In New York, medical treatment guidelines were implemented in 2010 which lowered worker’s compensation costs for employers while limiting adequate treatment available to many workers. According to the ProPublica report, in 1988, the average rate for worker’s compensation insurance in New York was $2.98 per $100 of the worker’s wages. Last year, it was $2.85.
In a report published this month by OSHA entitled “Adding Inequality to Injury: The Costs of Failing to Protect Workers on the Job,” OSHA analyzed the economic burdens that work injuries place on families and the trickle-down effect low worker’s compensation pay out rates have on society. The injuries suffered by many workers affect their entire family structure.
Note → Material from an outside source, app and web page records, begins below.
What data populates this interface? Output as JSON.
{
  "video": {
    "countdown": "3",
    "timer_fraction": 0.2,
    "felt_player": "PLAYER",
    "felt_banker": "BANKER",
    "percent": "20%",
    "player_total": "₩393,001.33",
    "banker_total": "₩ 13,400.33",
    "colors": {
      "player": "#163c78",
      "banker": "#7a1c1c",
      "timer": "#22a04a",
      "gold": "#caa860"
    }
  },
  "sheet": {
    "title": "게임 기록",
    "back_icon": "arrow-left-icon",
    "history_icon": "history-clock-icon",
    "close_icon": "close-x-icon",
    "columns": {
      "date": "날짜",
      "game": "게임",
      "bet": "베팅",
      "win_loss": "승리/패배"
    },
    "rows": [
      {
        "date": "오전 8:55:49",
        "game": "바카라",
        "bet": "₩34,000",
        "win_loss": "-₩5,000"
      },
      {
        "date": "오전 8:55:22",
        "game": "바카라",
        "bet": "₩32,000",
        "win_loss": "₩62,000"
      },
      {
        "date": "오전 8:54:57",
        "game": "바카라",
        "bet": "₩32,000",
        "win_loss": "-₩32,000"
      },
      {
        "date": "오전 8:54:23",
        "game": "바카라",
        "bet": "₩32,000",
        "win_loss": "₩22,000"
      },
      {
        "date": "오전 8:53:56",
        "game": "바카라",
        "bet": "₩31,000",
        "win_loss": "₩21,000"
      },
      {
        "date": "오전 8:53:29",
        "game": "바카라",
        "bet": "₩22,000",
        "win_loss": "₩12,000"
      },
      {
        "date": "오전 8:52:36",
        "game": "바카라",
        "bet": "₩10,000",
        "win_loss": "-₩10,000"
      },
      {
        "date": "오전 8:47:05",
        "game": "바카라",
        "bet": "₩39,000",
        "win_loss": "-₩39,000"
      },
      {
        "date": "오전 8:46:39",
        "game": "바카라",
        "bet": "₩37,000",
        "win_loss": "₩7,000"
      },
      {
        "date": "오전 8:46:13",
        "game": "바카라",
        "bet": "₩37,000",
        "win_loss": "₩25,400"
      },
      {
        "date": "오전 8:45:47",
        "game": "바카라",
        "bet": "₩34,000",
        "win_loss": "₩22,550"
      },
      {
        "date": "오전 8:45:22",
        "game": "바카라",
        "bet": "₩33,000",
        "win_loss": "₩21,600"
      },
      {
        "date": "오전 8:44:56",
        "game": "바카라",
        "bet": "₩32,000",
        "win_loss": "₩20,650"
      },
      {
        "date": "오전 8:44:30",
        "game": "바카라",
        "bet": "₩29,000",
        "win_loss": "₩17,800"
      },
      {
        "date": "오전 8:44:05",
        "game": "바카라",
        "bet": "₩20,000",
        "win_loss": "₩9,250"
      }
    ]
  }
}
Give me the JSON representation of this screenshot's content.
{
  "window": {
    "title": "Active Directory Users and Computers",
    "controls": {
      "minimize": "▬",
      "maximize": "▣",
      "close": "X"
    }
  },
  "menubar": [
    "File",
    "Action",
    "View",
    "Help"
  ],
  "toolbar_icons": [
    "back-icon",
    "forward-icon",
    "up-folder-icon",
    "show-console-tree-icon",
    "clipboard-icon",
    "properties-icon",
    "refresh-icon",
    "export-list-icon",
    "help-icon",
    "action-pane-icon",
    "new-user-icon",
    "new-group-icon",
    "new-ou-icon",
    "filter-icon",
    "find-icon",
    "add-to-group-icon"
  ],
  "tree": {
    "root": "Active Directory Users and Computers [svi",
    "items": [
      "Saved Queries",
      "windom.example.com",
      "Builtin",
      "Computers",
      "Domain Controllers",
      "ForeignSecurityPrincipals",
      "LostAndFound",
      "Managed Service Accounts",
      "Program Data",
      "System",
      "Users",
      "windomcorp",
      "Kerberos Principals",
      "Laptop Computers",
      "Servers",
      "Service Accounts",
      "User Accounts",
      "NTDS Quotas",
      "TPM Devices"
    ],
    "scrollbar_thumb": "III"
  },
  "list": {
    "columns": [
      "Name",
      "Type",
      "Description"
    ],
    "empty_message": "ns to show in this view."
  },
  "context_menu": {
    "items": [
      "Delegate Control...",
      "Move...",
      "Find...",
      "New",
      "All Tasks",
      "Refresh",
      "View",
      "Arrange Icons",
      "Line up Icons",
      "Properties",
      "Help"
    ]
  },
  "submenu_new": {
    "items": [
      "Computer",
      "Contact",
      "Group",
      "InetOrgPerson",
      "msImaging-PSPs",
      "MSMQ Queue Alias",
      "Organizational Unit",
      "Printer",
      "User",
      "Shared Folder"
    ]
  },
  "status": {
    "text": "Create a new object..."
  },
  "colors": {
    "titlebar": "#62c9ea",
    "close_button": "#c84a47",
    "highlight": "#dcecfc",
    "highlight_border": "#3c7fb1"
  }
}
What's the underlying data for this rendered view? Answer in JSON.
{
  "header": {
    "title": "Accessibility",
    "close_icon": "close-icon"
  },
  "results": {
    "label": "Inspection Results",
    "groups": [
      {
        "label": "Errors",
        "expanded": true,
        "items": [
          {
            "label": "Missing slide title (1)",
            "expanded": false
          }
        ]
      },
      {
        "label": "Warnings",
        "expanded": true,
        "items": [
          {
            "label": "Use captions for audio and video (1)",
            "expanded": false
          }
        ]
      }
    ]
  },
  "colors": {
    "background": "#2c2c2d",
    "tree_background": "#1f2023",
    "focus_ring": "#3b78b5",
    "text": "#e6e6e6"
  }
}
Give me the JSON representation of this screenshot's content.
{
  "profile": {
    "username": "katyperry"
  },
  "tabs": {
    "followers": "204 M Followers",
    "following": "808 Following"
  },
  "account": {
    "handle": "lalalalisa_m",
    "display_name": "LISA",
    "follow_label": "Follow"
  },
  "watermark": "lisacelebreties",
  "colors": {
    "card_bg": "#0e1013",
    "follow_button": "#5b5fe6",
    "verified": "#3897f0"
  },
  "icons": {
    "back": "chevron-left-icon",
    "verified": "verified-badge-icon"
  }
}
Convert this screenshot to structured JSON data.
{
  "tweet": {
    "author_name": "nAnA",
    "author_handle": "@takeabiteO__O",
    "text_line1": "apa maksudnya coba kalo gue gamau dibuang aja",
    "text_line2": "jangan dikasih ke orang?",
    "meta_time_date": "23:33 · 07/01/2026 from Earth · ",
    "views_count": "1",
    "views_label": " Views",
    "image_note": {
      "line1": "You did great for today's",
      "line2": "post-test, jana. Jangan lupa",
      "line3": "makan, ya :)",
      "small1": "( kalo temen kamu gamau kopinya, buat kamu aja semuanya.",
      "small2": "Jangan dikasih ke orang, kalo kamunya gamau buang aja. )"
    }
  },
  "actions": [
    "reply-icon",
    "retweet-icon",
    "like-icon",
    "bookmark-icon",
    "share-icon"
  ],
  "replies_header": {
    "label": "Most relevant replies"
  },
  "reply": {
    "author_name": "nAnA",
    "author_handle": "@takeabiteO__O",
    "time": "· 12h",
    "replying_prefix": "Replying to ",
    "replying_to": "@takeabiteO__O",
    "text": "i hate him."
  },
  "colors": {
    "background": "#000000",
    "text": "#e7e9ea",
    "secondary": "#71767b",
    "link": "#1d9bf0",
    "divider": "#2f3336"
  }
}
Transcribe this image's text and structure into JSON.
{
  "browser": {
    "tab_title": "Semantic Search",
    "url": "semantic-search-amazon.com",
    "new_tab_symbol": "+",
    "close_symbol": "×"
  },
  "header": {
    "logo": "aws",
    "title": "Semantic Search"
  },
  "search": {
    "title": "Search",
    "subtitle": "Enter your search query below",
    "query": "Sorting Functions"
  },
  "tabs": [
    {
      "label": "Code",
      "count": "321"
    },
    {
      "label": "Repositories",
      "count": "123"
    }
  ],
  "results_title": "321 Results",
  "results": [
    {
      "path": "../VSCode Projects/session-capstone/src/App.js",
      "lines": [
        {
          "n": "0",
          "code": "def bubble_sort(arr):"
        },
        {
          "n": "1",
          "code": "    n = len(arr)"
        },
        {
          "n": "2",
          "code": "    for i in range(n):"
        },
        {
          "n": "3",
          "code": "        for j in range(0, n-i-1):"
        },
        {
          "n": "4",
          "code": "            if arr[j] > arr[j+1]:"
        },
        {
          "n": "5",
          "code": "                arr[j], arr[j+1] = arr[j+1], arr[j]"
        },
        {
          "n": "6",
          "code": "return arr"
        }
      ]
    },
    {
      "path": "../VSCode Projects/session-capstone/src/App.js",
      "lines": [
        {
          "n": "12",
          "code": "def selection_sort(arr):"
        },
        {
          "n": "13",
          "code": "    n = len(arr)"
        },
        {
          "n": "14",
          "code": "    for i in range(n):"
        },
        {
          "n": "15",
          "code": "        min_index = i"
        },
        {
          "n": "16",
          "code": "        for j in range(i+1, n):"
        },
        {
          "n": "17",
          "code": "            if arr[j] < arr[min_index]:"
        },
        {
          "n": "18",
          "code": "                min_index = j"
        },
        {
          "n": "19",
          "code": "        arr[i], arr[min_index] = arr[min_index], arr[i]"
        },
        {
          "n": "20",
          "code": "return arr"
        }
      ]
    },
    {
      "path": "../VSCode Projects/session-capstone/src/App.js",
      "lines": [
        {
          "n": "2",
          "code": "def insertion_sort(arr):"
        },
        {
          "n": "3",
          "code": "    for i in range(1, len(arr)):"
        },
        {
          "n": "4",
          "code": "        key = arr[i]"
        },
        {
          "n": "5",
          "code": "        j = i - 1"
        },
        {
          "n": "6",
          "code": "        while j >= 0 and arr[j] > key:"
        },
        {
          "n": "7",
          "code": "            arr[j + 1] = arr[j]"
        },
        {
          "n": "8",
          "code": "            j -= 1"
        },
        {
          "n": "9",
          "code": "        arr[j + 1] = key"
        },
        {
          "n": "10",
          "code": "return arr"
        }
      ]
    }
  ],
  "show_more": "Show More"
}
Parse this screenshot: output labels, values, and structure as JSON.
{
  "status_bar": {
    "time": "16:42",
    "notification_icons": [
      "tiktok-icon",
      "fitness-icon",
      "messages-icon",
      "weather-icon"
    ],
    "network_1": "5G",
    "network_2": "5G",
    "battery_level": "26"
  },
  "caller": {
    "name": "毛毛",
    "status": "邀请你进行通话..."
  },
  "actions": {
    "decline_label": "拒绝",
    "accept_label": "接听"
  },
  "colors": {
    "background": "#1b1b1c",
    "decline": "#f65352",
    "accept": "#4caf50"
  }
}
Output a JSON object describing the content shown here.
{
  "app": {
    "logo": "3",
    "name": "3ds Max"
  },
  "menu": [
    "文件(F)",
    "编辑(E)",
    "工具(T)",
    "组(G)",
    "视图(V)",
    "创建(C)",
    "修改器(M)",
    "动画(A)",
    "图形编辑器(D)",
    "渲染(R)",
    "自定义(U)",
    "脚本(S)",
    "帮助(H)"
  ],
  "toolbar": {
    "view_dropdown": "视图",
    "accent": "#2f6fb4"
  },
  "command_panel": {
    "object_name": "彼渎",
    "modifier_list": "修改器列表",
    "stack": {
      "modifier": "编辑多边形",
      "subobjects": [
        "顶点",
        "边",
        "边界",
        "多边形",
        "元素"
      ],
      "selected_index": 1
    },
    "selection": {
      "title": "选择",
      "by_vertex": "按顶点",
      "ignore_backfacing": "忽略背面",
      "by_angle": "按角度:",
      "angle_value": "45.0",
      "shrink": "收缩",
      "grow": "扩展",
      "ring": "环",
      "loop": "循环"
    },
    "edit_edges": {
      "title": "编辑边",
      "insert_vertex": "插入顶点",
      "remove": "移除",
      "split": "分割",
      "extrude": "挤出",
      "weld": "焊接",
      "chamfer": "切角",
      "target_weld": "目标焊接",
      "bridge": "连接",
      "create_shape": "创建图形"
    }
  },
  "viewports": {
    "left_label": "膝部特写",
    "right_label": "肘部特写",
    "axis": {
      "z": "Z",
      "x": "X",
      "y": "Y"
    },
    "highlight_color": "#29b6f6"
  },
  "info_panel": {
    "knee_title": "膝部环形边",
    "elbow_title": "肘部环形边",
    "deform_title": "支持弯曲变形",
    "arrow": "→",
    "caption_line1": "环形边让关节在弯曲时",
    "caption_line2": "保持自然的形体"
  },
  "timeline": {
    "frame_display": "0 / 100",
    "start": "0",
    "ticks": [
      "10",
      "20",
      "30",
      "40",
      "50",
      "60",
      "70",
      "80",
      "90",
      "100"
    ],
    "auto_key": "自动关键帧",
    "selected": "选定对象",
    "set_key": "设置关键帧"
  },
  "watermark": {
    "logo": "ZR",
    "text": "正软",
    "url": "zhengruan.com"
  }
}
In many cases, a worker’s spouse will need to cut back on their own hours of employment in order to care for their disabled family member. In other cases, the non-disabled spouse may take on an extra job or extra hours to support their family. Such long days causes workers to run the risk of fatigue and illness which causes a 61% increase in both work related injuries and motor vehicle accidents. Additionally, because workers cannot sue their employers, they largely rely on paying out of pocket for their medical expenses.
It is also interesting to note the price tags attached to injuries regarding worker’s compensation benefits. For example, in New York, the maximum compensation for loss of an arm is $252,299. In many jobs that involve labor, a worker will be unable to return to his previous duty without a limb. In many cases, the worker will have to support a family in addition to paying medical expenses out of the amount provided. Nevertheless, New York’s worker’s compensation benefits are still higher for most body parts than the national average.
OSHA has asserted that the “acceptable number of work injuries, especially fatal work injuries is zero.” In order to accomplish this, employers must take preventative measures to eliminate dangerous conditions. The attorneys at McIntyre, Donohue, Accardi, Salmonson & Riordan, LLP have experience representing clients before Workers’ Compensation boards throughout New York City and Long Island, including Manhattan, the Bronx, Queens, Brooklyn, Staten Island, Nassau County, and Suffolk County. For a consultation, call (866)557-7500.